“Mostly people just want to feel less alone and speak to someone who understands.”
6. Do you think that Baby Loss is still a taboo, and if so, why? Do you encounter issues with it being a taboo in your day to day work?
Yes I definitely think that Baby Loss is still a very taboo subject although I feel that there are many charities including Tamba that are working hard to change it. I personally found it so important to talk about my twins and say their names but it was difficult at times. 18 years later I still very much make sure that I keep their memory alive as much I can. We have people come to Tamba for support at differing times throughout their grief journey; some straight away- even before the funeral sometimes, some a few months later, some around the first or a subsequent anniversary and some many years later. Mostly people just want to feel less alone and speak to someone who understands. Support from friends and family can be great initially but somehow I feel that we are expected to move on after only a few months. People speak to you less and expect you to be getting ‘back to normal!’ Our bereaved parents can chat to our befrienders or link up on Facebook with people who also want to talk about their babies, who say the right thing and mostly who understand.
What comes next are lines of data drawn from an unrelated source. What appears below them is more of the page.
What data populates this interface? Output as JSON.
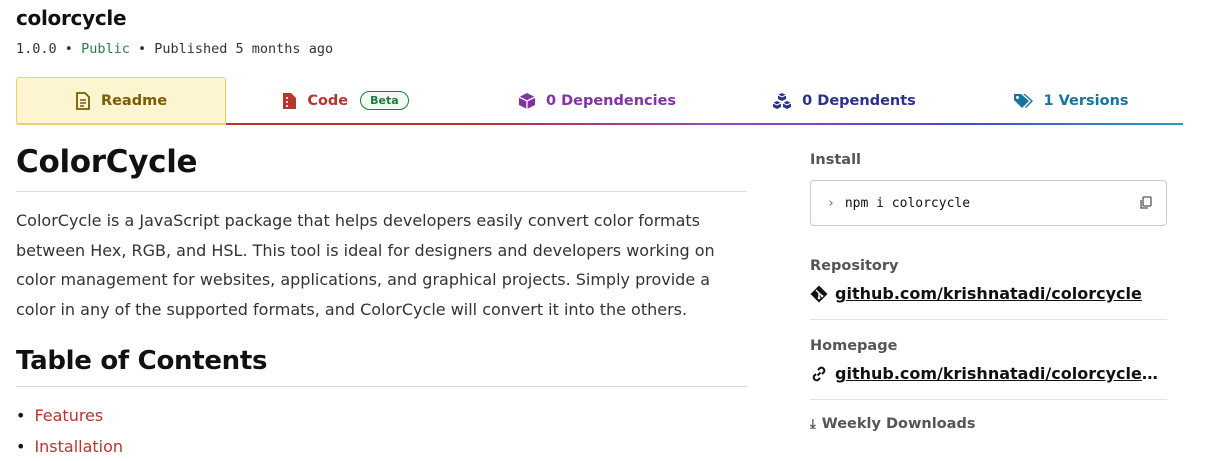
{
  "package": {
    "name": "colorcycle",
    "version": "1.0.0",
    "sep1": "•",
    "visibility": "Public",
    "sep2": "•",
    "published": "Published 5 months ago"
  },
  "tabs": [
    {
      "label": "Readme",
      "icon": "readme-icon"
    },
    {
      "label": "Code",
      "icon": "code-file-icon",
      "badge": "Beta"
    },
    {
      "label": "0 Dependencies",
      "icon": "package-box-icon"
    },
    {
      "label": "0 Dependents",
      "icon": "package-stack-icon"
    },
    {
      "label": "1 Versions",
      "icon": "tags-icon"
    }
  ],
  "readme": {
    "title": "ColorCycle",
    "intro": "ColorCycle is a JavaScript package that helps developers easily convert color formats between Hex, RGB, and HSL. This tool is ideal for designers and developers working on color management for websites, applications, and graphical projects. Simply provide a color in any of the supported formats, and ColorCycle will convert it into the others.",
    "toc_title": "Table of Contents",
    "toc": [
      "Features",
      "Installation"
    ]
  },
  "sidebar": {
    "install_label": "Install",
    "install_prompt": "›",
    "install_command": "npm i colorcycle",
    "repository_label": "Repository",
    "repository_link": "github.com/krishnatadi/colorcycle",
    "homepage_label": "Homepage",
    "homepage_link": "github.com/krishnatadi/colorcycle#rea…",
    "downloads_label": "Weekly Downloads"
  },
  "colors": {
    "readme_tab": "#7a5b00",
    "code_tab": "#b6352d",
    "deps_tab": "#8332a5",
    "dependents_tab": "#2f2e92",
    "versions_tab": "#19749d",
    "public": "#2b7a47"
  }
}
7. Who else do you work alongside in terms of baby loss support or prevention? Are there any charities that support you, or perhaps a colleague that you couldn’t manage without?
Tamba works alongside many of the other baby loss charities particularly the ones involved with Baby Loss awareness week such as Sands, Lullaby Trust, Arc, Miscarriage association etc. My colleague Louise Bowman at Tamba helps me to run the bereavement group and is so supportive of the group as are the rest of the staff.
8. When the job is hard, what one thing reminds you to keep on keeping on?
I just think of where I am now in my journey and how others, particularly Tamba helped me and I want to be able to help others in the same way. Despite having really sad calls with all the people I speak to, I generally come off of the phone thinking that at least one thing I have said will have helped them in some little way, which I really hope is the case.
9. We are in a shift change with the understanding and awareness of baby loss. What would you say to someone just starting out in a job associated to baby loss?
I would just say be understanding and be honest. If you don’t really understand how someone feels because you haven’t had the same experience then be honest and say so, just be that listening ear and always refer to their babies by name if you can.
10. It is likely that a newly bereaved parent is reading this. What would you like to say to them?
Take each day at a time and do not expect too much from yourselves, take the support that helps you and remember that there are lots of people that care. Be selfish and do what helps you, everyone will understand. The thing that helped me the most was being able to talk about my boys to people who wanted to listen.
11. We have some ambitious targets for baby loss currently in the UK. What are your specific hopes for the future in terms of maternity and baby loss?
My hope is that the numbers of babies that die keep decreasing and that the risks with multiple pregnancies specifically are reduced.
“If you don’t really understand how someone feels because you haven’t had the same experience then be honest and say so, just be that listening ear and always refer to their babies by name if you can.”
12. Thank you so much for taking part in this interview series. Lastly, before we finish – Is there anything else about you or your job that you’d like to let people know about?
I love everything about my role at Tamba and feel so lucky to be doing something that is so heartfelt. My boys, Charlie and Joshua, have allowed me to meet and talk to some amazing and inspiring people which I would have not otherwise crossed paths with. I am very proud to be a twin mummy and to now work with Tamba.
To continue to follow Sharon, visit the below
This blog post is part of an ongoing spotlight on those working in baby loss. To read more from It Still Takes a Village series, visit the hub page here.